- Pets can get sunburns too! Dogs with light colored fur, very short fur or light colored noses are particularly vulnerable. Consider using a pet-safe sunscreen (found in pet stores) on their noses and ear tips. Do not apply sunscreen or insect repellent to your pet unless it is specifically labeled to be safe for animals. Ingestion of sunscreen products or chemicals in repellents can cause gastric distress, lethargy or neurological problems if exposed to DEET.
- Do not leave pets unsupervised around pools or bodies of water. Not all dogs are good swimmers. Rinse dogs after swimming and make sure they do not drink from chlorinated pools.
- Consider leaving your pet at home when going to a crowded place or party. Food and drinks offered to pets by guests as a treat could cause gastric distress. Remember to avoid feeding your pets any alcohol, chocolate, raisins, grapes, onions and any product containing xylitol. All of these can be toxic to your pet.
- Make sure unscreened windows and doors on upper floors remain closed, and that all adjustable screens are tightly secured. This can prevent injury from falls.
Photo by James Morgan
- Do not shave your pet! Your pets’ fur coat acts as insulation and can provide them with heat relief. Dogs’ coats have several layers, and these layers are essential to your dog’s comfort in the heat. This is true for cats as well. Their fur also protects their skin from burning and helps protect against skin cancer.
- If you take your dog boating, make sure they have a well-fitted canine life vest.

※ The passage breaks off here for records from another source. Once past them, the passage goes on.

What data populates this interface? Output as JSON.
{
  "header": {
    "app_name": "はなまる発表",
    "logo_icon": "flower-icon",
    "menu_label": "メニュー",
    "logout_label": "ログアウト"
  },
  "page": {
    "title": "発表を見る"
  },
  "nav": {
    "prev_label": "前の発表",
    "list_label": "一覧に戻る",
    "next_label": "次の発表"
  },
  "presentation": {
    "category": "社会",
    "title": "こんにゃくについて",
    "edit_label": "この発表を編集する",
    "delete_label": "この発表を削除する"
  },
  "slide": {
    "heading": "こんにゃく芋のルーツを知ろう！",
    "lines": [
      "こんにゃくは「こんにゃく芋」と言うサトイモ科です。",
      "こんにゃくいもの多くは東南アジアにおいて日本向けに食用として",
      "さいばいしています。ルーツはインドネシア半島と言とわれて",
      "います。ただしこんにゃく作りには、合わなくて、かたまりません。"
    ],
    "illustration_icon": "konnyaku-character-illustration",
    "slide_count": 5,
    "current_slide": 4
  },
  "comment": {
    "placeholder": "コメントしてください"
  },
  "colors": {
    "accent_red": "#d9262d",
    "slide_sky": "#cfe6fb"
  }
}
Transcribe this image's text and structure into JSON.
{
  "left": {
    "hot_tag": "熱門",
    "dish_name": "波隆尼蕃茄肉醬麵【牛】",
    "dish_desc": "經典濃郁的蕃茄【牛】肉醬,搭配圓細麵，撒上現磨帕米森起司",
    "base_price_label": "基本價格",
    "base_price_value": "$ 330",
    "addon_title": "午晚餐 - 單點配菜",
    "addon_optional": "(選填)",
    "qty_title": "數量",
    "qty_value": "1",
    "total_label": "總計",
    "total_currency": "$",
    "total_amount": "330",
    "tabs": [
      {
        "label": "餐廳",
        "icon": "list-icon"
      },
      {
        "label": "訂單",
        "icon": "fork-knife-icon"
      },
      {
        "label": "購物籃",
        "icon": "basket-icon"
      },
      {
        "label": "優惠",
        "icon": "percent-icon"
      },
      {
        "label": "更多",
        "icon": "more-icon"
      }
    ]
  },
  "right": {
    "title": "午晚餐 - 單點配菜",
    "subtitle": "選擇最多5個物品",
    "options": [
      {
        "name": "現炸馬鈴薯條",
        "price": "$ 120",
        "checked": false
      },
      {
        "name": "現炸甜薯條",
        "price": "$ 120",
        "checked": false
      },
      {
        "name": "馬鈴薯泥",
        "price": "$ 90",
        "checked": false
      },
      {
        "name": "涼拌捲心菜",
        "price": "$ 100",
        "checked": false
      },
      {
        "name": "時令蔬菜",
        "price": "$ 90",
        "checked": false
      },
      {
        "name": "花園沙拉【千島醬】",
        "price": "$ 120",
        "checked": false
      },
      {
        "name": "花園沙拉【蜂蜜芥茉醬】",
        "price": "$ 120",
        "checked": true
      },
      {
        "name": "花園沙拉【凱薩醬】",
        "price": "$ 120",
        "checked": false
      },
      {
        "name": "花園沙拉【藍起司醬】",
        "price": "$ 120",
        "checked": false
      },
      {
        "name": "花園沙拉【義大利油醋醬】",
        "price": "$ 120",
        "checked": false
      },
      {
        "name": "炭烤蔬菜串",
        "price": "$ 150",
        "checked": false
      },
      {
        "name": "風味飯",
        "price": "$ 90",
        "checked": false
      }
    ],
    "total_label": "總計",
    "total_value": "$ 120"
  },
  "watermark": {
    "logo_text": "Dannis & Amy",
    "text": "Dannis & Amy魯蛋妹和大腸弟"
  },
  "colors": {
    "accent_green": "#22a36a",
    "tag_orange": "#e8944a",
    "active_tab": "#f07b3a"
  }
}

With a few precautions like these, you can help keep your pet safe while still enjoying the summer weather!